## Given entries
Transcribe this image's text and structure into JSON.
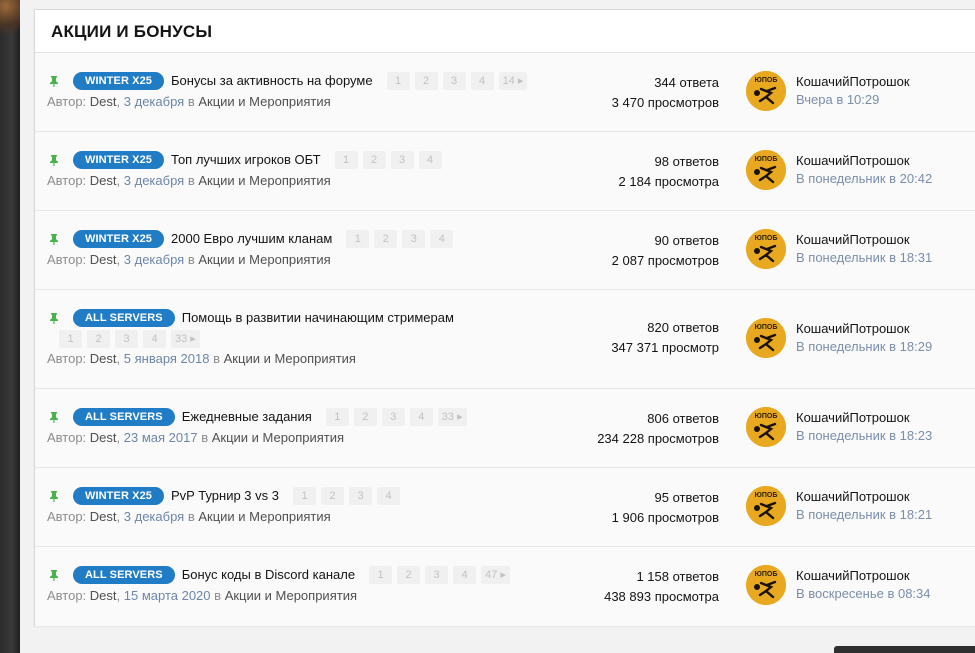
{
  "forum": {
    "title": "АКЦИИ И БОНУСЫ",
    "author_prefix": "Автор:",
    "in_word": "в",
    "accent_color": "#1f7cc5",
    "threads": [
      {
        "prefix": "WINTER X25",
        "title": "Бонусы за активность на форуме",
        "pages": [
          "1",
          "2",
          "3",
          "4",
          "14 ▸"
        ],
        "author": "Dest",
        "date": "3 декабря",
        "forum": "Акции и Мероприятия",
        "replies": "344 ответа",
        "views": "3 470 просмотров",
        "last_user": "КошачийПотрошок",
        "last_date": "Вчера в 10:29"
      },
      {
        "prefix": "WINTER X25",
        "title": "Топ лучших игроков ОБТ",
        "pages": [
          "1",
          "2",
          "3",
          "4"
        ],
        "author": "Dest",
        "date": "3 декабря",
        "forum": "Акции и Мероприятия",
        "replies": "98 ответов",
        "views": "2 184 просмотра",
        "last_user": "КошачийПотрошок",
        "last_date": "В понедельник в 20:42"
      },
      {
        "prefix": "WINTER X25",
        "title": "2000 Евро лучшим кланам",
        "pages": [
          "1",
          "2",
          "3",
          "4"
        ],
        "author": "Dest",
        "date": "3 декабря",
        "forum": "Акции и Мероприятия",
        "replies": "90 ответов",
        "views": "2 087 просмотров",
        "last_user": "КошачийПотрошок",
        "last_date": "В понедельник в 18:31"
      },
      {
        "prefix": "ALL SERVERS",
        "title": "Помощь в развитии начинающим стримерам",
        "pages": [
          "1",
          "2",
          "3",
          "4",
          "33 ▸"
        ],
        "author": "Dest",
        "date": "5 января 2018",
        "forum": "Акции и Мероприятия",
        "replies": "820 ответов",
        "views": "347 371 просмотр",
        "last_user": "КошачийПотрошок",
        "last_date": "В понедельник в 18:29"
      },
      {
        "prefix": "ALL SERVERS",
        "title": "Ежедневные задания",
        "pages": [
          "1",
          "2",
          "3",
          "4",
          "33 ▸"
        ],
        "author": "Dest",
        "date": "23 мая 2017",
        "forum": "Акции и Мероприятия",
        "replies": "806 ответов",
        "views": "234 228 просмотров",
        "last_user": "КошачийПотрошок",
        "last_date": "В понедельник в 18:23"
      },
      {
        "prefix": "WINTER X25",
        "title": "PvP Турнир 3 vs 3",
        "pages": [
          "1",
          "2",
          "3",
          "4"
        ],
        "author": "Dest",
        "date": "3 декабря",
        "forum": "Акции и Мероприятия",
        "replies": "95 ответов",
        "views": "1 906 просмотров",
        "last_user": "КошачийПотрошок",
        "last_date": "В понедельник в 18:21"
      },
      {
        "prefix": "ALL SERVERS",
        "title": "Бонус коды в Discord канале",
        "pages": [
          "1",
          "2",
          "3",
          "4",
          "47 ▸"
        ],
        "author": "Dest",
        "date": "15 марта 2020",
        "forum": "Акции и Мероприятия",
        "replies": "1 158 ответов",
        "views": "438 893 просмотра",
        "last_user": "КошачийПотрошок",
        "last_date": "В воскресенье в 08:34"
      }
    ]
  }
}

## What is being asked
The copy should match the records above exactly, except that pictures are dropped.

## Written solution
Transcribe this image's text and structure into JSON.
{
  "forum": {
    "title": "АКЦИИ И БОНУСЫ",
    "author_prefix": "Автор:",
    "in_word": "в",
    "accent_color": "#1f7cc5",
    "threads": [
      {
        "prefix": "WINTER X25",
        "title": "Бонусы за активность на форуме",
        "pages": [
          "1",
          "2",
          "3",
          "4",
          "14 ▸"
        ],
        "author": "Dest",
        "date": "3 декабря",
        "forum": "Акции и Мероприятия",
        "replies": "344 ответа",
        "views": "3 470 просмотров",
        "last_user": "КошачийПотрошок",
        "last_date": "Вчера в 10:29"
      },
      {
        "prefix": "WINTER X25",
        "title": "Топ лучших игроков ОБТ",
        "pages": [
          "1",
          "2",
          "3",
          "4"
        ],
        "author": "Dest",
        "date": "3 декабря",
        "forum": "Акции и Мероприятия",
        "replies": "98 ответов",
        "views": "2 184 просмотра",
        "last_user": "КошачийПотрошок",
        "last_date": "В понедельник в 20:42"
      },
      {
        "prefix": "WINTER X25",
        "title": "2000 Евро лучшим кланам",
        "pages": [
          "1",
          "2",
          "3",
          "4"
        ],
        "author": "Dest",
        "date": "3 декабря",
        "forum": "Акции и Мероприятия",
        "replies": "90 ответов",
        "views": "2 087 просмотров",
        "last_user": "КошачийПотрошок",
        "last_date": "В понедельник в 18:31"
      },
      {
        "prefix": "ALL SERVERS",
        "title": "Помощь в развитии начинающим стримерам",
        "pages": [
          "1",
          "2",
          "3",
          "4",
          "33 ▸"
        ],
        "author": "Dest",
        "date": "5 января 2018",
        "forum": "Акции и Мероприятия",
        "replies": "820 ответов",
        "views": "347 371 просмотр",
        "last_user": "КошачийПотрошок",
        "last_date": "В понедельник в 18:29"
      },
      {
        "prefix": "ALL SERVERS",
        "title": "Ежедневные задания",
        "pages": [
          "1",
          "2",
          "3",
          "4",
          "33 ▸"
        ],
        "author": "Dest",
        "date": "23 мая 2017",
        "forum": "Акции и Мероприятия",
        "replies": "806 ответов",
        "views": "234 228 просмотров",
        "last_user": "КошачийПотрошок",
        "last_date": "В понедельник в 18:23"
      },
      {
        "prefix": "WINTER X25",
        "title": "PvP Турнир 3 vs 3",
        "pages": [
          "1",
          "2",
          "3",
          "4"
        ],
        "author": "Dest",
        "date": "3 декабря",
        "forum": "Акции и Мероприятия",
        "replies": "95 ответов",
        "views": "1 906 просмотров",
        "last_user": "КошачийПотрошок",
        "last_date": "В понедельник в 18:21"
      },
      {
        "prefix": "ALL SERVERS",
        "title": "Бонус коды в Discord канале",
        "pages": [
          "1",
          "2",
          "3",
          "4",
          "47 ▸"
        ],
        "author": "Dest",
        "date": "15 марта 2020",
        "forum": "Акции и Мероприятия",
        "replies": "1 158 ответов",
        "views": "438 893 просмотра",
        "last_user": "КошачийПотрошок",
        "last_date": "В воскресенье в 08:34"
      }
    ]
  }
}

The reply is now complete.